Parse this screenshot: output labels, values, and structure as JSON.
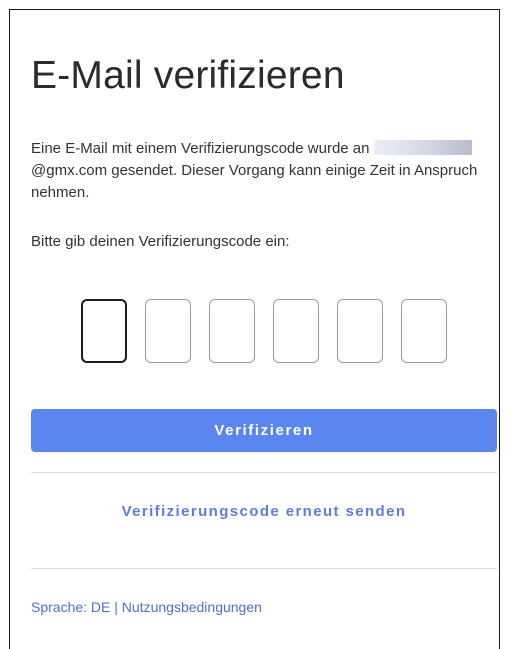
{
  "page": {
    "title": "E-Mail verifizieren",
    "description_before": "Eine E-Mail mit einem Verifizierungscode wurde an",
    "email_domain_text": "@gmx.com gesendet. Dieser Vorgang kann einige Zeit in Anspruch nehmen.",
    "prompt": "Bitte gib deinen Verifizierungscode ein:"
  },
  "code_inputs": {
    "count": 6,
    "values": [
      "",
      "",
      "",
      "",
      "",
      ""
    ],
    "active_index": 0
  },
  "buttons": {
    "verify_label": "Verifizieren",
    "resend_label": "Verifizierungscode erneut senden"
  },
  "footer": {
    "language_label": "Sprache: DE",
    "separator": "|",
    "terms_label": "Nutzungsbedingungen"
  },
  "colors": {
    "accent": "#5b86f0",
    "link": "#4a72d6"
  }
}
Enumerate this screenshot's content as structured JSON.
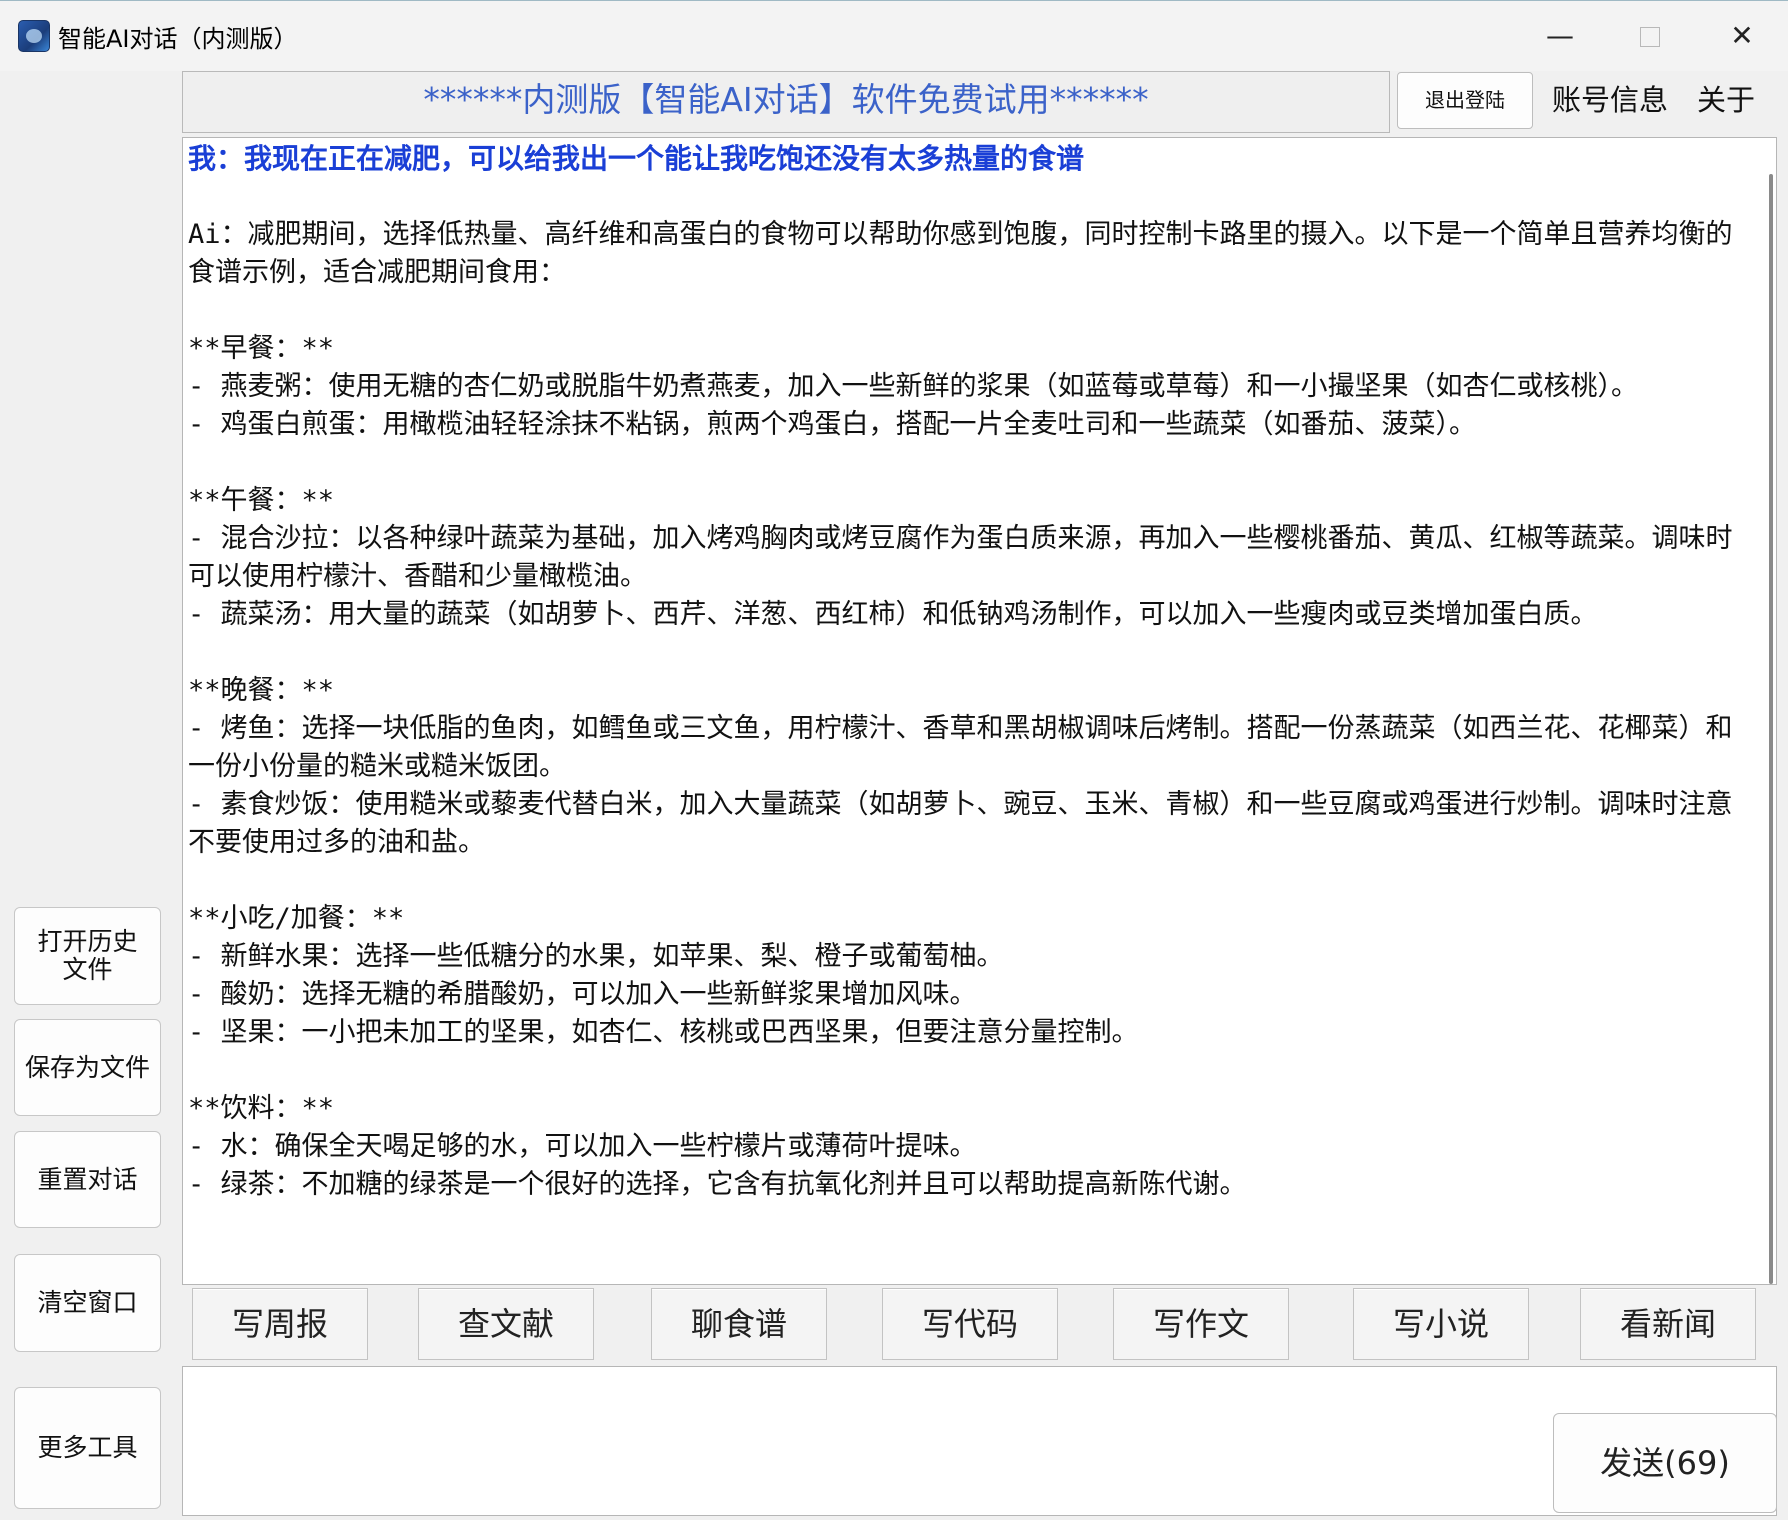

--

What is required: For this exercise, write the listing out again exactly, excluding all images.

Written solution:
Parse this screenshot: output labels, values, and structure as JSON.
{
  "page": {
    "title": "E-Mail verifizieren",
    "description_before": "Eine E-Mail mit einem Verifizierungscode wurde an",
    "email_domain_text": "@gmx.com gesendet. Dieser Vorgang kann einige Zeit in Anspruch nehmen.",
    "prompt": "Bitte gib deinen Verifizierungscode ein:"
  },
  "code_inputs": {
    "count": 6,
    "values": [
      "",
      "",
      "",
      "",
      "",
      ""
    ],
    "active_index": 0
  },
  "buttons": {
    "verify_label": "Verifizieren",
    "resend_label": "Verifizierungscode erneut senden"
  },
  "footer": {
    "language_label": "Sprache: DE",
    "separator": "|",
    "terms_label": "Nutzungsbedingungen"
  },
  "colors": {
    "accent": "#5b86f0",
    "link": "#4a72d6"
  }
}
Enumerate this screenshot's content as structured JSON.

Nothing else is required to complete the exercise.